"There are multiple aspects of their interactions – the victims and the defendant – that show the hallmarks of these victims being seen differently because of who they were," Sommers said. "He viewed them as the other, as 'them,' as not part of his own group that he would empathize with and give the benefit of the doubt to."
"Let's call this what it is – a terrorist attack," said Dr. Suzanne Barakat, Deah Barakat's older sister. "Deah, Yusor and Razan died because they were Muslim."
NC lacks hate crime law
Joe Cheshire, an attorney who represents the victims' families, said he hopes the Chapel Hill Police Department apologizes for putting Hicks' story of a parking dispute out, and he criticized the media for running with it.
Chapel Hill Police Chief Chris Blue issued an apology a few hours later:
"What we all know now and what I wish we had said four years ago is that the murders of Deah, Yusor, and Razan were about more than simply a parking dispute. The man who committed these murders undoubtedly did so with a hateful heart, and the murders represented the taking of three promising lives by someone who clearly chose not to see the humanity and the goodness in them," Blue said in a statement. "To the Abu-Salha and Barakat families, we extend our sincere regret that any part of our message all those years ago added to the pain you experienced through the loss of Our Three Winners. And, to the Muslim members of our community, know that you are heard, seen and valued."
Government failed the families, Cheshire said, by not considering the shootings a hate crime.
"What you all have seen here today is what hate looks like," Cheshire said in a news conference after the sentencing. "Hate, today, permeates our society at every level. It's even stoked by many of our elected officials and far too many of our citizens, and we are tolerating it."
"They were different, and now they're dead because they were different," Cheshire said.
The U.S. Department of Justice said the shootings couldn't be prosecuted as a hate crime, and North Carolina lacks a hate crime statute. The state has only enhanced penalties for misdemeanor crimes if they were committed "because of a victim's race, color, religion, nationality, or country of origin," but nothing for a murder case.

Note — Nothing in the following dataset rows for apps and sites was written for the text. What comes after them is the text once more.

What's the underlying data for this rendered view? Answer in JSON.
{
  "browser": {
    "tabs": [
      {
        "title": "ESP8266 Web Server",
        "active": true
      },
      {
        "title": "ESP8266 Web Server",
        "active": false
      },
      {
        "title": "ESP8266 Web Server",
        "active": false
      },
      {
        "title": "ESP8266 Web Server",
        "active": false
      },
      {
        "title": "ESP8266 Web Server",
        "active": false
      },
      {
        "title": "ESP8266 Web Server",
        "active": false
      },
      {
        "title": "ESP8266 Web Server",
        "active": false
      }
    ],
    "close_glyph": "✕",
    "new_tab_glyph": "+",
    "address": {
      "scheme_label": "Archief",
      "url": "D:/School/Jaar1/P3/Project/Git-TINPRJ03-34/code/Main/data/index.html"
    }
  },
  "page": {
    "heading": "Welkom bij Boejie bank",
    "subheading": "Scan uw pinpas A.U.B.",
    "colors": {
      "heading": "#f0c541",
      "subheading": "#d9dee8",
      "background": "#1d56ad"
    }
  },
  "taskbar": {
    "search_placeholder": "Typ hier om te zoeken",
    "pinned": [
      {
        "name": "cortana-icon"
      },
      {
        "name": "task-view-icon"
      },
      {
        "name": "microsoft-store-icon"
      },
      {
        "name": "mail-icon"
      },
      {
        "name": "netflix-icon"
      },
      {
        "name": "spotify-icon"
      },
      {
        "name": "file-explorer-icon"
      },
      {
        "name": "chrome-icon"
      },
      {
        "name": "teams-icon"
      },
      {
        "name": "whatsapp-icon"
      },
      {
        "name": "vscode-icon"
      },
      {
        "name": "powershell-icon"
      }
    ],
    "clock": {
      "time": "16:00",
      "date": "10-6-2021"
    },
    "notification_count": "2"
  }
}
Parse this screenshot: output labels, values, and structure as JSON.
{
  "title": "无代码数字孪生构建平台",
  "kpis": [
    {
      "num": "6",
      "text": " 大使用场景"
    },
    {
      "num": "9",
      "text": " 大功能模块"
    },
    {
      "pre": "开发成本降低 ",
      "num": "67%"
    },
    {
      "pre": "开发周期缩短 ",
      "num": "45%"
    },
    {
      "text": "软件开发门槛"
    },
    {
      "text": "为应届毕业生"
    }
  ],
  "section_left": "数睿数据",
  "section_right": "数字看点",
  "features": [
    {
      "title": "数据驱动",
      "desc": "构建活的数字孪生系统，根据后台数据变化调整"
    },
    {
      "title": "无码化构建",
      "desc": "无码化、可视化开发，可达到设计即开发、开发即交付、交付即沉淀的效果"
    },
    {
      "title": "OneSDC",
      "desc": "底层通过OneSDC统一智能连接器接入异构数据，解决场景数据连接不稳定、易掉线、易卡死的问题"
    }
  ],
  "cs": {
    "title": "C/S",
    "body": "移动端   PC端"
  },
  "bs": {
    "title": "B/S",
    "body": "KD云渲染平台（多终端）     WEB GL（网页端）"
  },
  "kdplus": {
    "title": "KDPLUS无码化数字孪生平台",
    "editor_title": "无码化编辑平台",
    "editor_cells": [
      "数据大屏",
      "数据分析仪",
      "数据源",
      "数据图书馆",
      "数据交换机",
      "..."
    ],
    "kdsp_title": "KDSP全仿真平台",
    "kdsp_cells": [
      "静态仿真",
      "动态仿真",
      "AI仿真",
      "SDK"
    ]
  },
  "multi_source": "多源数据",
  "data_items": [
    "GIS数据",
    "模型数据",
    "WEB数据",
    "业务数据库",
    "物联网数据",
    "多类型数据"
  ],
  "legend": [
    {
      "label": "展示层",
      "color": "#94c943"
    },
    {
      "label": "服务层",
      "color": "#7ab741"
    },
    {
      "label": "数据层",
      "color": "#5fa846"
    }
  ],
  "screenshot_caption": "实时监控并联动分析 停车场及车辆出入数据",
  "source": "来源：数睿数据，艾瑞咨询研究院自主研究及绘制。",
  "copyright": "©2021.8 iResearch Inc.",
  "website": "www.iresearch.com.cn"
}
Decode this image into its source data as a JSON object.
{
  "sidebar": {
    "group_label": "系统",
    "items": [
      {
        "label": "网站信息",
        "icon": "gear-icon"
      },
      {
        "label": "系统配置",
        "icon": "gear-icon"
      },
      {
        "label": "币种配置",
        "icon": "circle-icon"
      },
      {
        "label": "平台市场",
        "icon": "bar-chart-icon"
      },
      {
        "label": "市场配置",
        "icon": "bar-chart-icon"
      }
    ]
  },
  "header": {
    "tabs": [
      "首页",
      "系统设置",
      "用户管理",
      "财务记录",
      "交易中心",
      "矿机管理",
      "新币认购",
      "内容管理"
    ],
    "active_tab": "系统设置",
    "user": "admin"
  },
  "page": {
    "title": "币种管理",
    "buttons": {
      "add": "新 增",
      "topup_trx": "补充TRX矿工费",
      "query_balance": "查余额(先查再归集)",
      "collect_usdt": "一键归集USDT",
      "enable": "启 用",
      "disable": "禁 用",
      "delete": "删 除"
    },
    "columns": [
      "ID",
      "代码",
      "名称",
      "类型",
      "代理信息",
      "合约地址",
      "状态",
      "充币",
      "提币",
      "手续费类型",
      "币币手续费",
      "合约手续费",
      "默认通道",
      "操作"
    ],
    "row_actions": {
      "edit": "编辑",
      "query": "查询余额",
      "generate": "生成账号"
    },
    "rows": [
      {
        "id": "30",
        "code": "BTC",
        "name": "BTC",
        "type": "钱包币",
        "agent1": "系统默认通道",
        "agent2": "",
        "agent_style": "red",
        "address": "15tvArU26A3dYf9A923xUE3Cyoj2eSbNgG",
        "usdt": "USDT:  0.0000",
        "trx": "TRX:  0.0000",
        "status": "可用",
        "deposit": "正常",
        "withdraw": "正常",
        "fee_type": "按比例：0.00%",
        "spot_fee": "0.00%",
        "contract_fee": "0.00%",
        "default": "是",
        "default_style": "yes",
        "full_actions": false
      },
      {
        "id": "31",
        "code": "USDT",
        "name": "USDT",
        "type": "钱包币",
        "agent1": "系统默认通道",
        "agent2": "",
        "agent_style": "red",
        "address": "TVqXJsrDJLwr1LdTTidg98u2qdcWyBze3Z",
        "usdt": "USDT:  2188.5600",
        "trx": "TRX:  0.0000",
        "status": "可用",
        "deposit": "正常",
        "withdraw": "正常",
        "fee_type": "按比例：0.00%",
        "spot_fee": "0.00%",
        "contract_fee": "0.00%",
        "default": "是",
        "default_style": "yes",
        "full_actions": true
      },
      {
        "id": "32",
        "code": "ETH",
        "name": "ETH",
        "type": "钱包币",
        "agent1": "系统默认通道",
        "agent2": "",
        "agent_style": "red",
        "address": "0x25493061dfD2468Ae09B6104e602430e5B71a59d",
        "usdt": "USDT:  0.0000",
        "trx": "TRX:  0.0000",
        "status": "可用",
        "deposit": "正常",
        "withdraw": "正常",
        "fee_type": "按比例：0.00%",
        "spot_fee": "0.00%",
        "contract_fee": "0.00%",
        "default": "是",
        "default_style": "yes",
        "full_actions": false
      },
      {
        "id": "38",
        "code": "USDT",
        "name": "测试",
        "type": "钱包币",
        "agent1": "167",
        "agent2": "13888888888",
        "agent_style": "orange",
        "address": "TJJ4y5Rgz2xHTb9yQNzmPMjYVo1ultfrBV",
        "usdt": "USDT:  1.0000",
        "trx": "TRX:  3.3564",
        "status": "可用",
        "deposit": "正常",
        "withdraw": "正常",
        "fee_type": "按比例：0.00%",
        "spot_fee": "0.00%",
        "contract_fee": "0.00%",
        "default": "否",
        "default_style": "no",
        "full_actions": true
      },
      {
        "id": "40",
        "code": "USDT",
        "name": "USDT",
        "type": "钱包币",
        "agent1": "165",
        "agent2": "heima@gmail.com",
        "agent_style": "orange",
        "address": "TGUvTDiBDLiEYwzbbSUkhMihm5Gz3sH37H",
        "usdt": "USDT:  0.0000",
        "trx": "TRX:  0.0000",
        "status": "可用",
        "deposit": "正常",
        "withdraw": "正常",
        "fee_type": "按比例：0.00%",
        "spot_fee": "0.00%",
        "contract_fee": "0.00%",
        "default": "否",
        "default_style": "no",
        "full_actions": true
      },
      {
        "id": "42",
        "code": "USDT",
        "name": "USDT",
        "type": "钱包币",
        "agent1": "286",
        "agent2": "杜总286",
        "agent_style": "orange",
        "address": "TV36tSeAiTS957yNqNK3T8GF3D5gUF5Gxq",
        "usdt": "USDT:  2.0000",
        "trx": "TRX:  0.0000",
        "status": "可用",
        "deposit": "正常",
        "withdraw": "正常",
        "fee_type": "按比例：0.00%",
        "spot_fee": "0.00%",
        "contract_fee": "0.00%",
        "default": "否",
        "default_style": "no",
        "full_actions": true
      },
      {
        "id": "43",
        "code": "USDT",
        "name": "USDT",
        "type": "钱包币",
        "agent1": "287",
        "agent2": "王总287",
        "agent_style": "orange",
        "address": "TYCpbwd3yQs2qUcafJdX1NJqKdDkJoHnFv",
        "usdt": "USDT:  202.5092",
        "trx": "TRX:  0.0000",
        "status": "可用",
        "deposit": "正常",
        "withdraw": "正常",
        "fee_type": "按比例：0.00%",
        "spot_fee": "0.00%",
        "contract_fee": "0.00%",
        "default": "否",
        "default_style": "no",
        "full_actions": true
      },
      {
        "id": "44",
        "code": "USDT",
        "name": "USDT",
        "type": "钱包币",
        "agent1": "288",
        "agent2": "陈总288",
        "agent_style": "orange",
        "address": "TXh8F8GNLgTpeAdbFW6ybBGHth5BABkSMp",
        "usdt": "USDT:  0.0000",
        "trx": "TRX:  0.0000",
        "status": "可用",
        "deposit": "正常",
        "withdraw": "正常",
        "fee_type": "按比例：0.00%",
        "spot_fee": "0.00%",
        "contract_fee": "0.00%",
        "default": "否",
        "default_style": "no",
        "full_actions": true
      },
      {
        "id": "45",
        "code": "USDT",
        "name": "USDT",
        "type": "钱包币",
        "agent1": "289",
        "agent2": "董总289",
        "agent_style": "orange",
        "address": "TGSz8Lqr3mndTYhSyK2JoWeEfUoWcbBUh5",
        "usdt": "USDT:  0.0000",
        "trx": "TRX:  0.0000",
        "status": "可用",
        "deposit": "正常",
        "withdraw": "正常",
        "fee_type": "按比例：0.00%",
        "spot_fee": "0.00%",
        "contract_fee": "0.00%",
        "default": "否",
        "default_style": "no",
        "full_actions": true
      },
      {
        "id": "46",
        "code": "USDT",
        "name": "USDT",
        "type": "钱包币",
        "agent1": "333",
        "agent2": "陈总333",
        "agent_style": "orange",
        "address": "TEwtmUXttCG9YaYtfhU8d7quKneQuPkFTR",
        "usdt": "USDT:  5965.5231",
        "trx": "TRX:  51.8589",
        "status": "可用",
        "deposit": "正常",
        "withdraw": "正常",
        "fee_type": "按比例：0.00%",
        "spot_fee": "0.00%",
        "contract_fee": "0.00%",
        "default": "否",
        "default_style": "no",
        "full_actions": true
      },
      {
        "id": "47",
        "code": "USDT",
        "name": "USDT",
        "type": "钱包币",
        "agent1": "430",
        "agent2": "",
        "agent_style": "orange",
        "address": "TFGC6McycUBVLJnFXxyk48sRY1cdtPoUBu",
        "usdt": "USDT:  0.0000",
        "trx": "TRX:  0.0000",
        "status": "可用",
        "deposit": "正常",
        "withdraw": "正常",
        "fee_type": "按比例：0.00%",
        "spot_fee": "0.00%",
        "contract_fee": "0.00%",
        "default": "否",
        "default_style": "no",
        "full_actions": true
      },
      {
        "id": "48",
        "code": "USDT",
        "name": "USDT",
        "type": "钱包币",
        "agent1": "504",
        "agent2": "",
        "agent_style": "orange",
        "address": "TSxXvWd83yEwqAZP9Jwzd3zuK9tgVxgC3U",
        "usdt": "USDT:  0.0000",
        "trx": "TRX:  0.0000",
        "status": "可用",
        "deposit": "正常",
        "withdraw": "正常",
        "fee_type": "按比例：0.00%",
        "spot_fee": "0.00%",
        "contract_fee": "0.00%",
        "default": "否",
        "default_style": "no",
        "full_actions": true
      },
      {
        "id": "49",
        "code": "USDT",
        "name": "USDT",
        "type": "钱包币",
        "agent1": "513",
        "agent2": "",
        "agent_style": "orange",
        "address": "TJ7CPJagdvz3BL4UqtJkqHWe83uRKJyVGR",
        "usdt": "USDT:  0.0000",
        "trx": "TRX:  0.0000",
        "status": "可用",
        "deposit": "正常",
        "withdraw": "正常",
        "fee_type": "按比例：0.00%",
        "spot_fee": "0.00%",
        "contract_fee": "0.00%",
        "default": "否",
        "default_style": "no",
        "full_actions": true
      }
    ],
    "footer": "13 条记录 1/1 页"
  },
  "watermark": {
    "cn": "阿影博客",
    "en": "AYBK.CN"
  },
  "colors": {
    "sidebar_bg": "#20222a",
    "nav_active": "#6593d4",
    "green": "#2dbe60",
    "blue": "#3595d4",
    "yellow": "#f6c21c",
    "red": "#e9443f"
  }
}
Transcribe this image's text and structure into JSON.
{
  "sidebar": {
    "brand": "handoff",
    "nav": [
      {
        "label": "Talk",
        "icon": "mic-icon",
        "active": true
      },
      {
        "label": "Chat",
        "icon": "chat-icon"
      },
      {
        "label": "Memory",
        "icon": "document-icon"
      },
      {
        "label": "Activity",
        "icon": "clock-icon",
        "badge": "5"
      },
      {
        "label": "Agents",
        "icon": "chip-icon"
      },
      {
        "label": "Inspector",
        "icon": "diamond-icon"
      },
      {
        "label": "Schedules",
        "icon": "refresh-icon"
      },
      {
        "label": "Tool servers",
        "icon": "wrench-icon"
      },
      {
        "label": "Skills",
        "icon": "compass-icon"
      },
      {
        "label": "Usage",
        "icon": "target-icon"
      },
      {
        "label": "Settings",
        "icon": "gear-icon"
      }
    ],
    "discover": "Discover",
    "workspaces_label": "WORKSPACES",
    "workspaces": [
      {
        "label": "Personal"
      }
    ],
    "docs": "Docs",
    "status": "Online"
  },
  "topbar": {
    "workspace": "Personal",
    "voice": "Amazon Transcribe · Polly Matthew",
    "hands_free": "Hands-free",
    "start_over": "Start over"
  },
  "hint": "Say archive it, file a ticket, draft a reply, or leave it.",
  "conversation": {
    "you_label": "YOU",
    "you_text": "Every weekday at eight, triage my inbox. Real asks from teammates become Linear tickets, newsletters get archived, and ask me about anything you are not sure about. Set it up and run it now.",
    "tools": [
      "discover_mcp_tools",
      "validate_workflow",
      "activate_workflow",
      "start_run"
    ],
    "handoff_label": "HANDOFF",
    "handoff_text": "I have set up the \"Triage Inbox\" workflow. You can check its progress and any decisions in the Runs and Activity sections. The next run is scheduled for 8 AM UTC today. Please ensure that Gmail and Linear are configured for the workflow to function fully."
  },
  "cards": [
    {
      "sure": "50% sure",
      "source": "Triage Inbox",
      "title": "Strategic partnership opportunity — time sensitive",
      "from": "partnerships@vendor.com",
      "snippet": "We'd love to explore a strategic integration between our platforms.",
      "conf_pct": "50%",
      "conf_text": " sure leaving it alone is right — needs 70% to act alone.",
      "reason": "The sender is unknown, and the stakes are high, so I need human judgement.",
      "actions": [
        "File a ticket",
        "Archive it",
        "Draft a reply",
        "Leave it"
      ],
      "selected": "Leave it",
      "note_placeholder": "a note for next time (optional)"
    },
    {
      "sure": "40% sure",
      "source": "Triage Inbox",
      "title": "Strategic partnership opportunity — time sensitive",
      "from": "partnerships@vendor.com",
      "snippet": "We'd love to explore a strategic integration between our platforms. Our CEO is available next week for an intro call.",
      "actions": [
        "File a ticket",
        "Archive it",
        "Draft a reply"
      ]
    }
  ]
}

Cheshire said federal law has too many loopholes that need to be fixed. He challenged North Carolina legislators to change state law.
"They’re in session right now, and they can stand up and prove that they care about all of the people of North Carolina, not just some," he said. "If they don’t, we will know exactly who they are and exactly where they fall in the fight for justice for all people."
Some lawmakers worked to change that earlier this year. The Hate Crimes Prevention Act, filed in both the House and the Senate, would have strengthened training for law enforcement officers and created a hate crimes database, but neither bill got a hearing.
Deberry, who decided against pursuing the death penalty in the case so it could be concluded more quickly, said the narrative now needs to shift from Hicks to the legacies of the three victims.
"His hate of Islam drove him to kill three innocent people," she said. "He is now where he should be – relegated to a footnote in history.
"From now on, history will lift up the lives and legacies of Razan Mohammed Abu-Salha, Yusor Mohammed Abu-Salha and Deah Shaddy Barakat, not their tragic and senseless murders," she added. "Today was about showing the love and light in their lives and how their sacrifice has drowned out the darkness that still exists amongst us."